§ **WHAT YOU HAVE TO DO**
Could you reproduce all of the records exactly?

Element data from apps and pages

--

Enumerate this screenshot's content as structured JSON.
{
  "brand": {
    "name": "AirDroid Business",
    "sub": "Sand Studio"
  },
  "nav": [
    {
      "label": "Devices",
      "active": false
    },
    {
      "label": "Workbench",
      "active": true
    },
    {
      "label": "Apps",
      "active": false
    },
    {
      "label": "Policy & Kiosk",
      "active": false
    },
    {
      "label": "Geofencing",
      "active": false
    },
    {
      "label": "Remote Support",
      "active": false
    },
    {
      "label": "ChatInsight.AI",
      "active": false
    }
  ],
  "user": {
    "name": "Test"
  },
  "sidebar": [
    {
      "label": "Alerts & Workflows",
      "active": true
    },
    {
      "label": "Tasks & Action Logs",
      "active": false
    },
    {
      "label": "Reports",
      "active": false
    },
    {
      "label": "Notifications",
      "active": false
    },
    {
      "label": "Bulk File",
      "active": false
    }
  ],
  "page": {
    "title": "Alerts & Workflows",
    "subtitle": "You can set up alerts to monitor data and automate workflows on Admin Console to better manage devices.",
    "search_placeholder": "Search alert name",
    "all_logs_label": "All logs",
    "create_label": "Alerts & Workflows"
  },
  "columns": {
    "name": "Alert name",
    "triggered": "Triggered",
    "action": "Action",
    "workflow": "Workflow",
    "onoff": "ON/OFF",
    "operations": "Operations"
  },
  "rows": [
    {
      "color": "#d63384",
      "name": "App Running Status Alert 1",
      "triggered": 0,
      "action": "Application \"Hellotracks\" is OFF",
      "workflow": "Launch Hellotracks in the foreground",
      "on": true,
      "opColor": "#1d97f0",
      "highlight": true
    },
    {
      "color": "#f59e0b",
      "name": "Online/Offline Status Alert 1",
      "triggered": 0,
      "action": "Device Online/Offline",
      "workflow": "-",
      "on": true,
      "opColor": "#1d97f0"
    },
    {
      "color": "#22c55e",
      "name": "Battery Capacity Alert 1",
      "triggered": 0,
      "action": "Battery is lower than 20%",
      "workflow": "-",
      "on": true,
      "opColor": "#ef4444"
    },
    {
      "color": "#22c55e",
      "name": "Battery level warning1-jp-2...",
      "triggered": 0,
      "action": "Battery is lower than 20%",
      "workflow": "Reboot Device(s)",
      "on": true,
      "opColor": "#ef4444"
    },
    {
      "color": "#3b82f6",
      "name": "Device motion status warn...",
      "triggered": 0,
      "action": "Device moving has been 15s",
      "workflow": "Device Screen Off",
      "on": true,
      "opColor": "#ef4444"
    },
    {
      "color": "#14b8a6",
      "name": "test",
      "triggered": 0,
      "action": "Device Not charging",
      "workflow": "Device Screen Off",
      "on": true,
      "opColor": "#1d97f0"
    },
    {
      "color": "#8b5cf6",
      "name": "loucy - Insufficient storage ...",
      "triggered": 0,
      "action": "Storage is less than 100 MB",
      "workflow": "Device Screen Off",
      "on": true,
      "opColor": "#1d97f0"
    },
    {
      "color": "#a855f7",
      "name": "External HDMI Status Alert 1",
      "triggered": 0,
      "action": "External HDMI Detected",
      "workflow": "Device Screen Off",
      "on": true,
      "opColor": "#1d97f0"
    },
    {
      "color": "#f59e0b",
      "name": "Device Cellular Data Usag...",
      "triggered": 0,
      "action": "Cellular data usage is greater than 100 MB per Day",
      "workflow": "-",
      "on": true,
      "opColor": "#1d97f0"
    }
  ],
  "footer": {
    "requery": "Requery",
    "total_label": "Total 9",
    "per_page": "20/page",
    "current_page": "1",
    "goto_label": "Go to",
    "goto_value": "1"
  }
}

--

§ **TASK RESPONSE**
Enumerate this screenshot's content as structured JSON.
{
  "brand": {
    "name": "AirDroid Business",
    "sub": "Sand Studio"
  },
  "nav": [
    {
      "label": "Devices",
      "active": false
    },
    {
      "label": "Workbench",
      "active": true
    },
    {
      "label": "Apps",
      "active": false
    },
    {
      "label": "Policy & Kiosk",
      "active": false
    },
    {
      "label": "Geofencing",
      "active": false
    },
    {
      "label": "Remote Support",
      "active": false
    },
    {
      "label": "ChatInsight.AI",
      "active": false
    }
  ],
  "user": {
    "name": "Test"
  },
  "sidebar": [
    {
      "label": "Alerts & Workflows",
      "active": true
    },
    {
      "label": "Tasks & Action Logs",
      "active": false
    },
    {
      "label": "Reports",
      "active": false
    },
    {
      "label": "Notifications",
      "active": false
    },
    {
      "label": "Bulk File",
      "active": false
    }
  ],
  "page": {
    "title": "Alerts & Workflows",
    "subtitle": "You can set up alerts to monitor data and automate workflows on Admin Console to better manage devices.",
    "search_placeholder": "Search alert name",
    "all_logs_label": "All logs",
    "create_label": "Alerts & Workflows"
  },
  "columns": {
    "name": "Alert name",
    "triggered": "Triggered",
    "action": "Action",
    "workflow": "Workflow",
    "onoff": "ON/OFF",
    "operations": "Operations"
  },
  "rows": [
    {
      "color": "#d63384",
      "name": "App Running Status Alert 1",
      "triggered": 0,
      "action": "Application \"Hellotracks\" is OFF",
      "workflow": "Launch Hellotracks in the foreground",
      "on": true,
      "opColor": "#1d97f0",
      "highlight": true
    },
    {
      "color": "#f59e0b",
      "name": "Online/Offline Status Alert 1",
      "triggered": 0,
      "action": "Device Online/Offline",
      "workflow": "-",
      "on": true,
      "opColor": "#1d97f0"
    },
    {
      "color": "#22c55e",
      "name": "Battery Capacity Alert 1",
      "triggered": 0,
      "action": "Battery is lower than 20%",
      "workflow": "-",
      "on": true,
      "opColor": "#ef4444"
    },
    {
      "color": "#22c55e",
      "name": "Battery level warning1-jp-2...",
      "triggered": 0,
      "action": "Battery is lower than 20%",
      "workflow": "Reboot Device(s)",
      "on": true,
      "opColor": "#ef4444"
    },
    {
      "color": "#3b82f6",
      "name": "Device motion status warn...",
      "triggered": 0,
      "action": "Device moving has been 15s",
      "workflow": "Device Screen Off",
      "on": true,
      "opColor": "#ef4444"
    },
    {
      "color": "#14b8a6",
      "name": "test",
      "triggered": 0,
      "action": "Device Not charging",
      "workflow": "Device Screen Off",
      "on": true,
      "opColor": "#1d97f0"
    },
    {
      "color": "#8b5cf6",
      "name": "loucy - Insufficient storage ...",
      "triggered": 0,
      "action": "Storage is less than 100 MB",
      "workflow": "Device Screen Off",
      "on": true,
      "opColor": "#1d97f0"
    },
    {
      "color": "#a855f7",
      "name": "External HDMI Status Alert 1",
      "triggered": 0,
      "action": "External HDMI Detected",
      "workflow": "Device Screen Off",
      "on": true,
      "opColor": "#1d97f0"
    },
    {
      "color": "#f59e0b",
      "name": "Device Cellular Data Usag...",
      "triggered": 0,
      "action": "Cellular data usage is greater than 100 MB per Day",
      "workflow": "-",
      "on": true,
      "opColor": "#1d97f0"
    }
  ],
  "footer": {
    "requery": "Requery",
    "total_label": "Total 9",
    "per_page": "20/page",
    "current_page": "1",
    "goto_label": "Go to",
    "goto_value": "1"
  }
}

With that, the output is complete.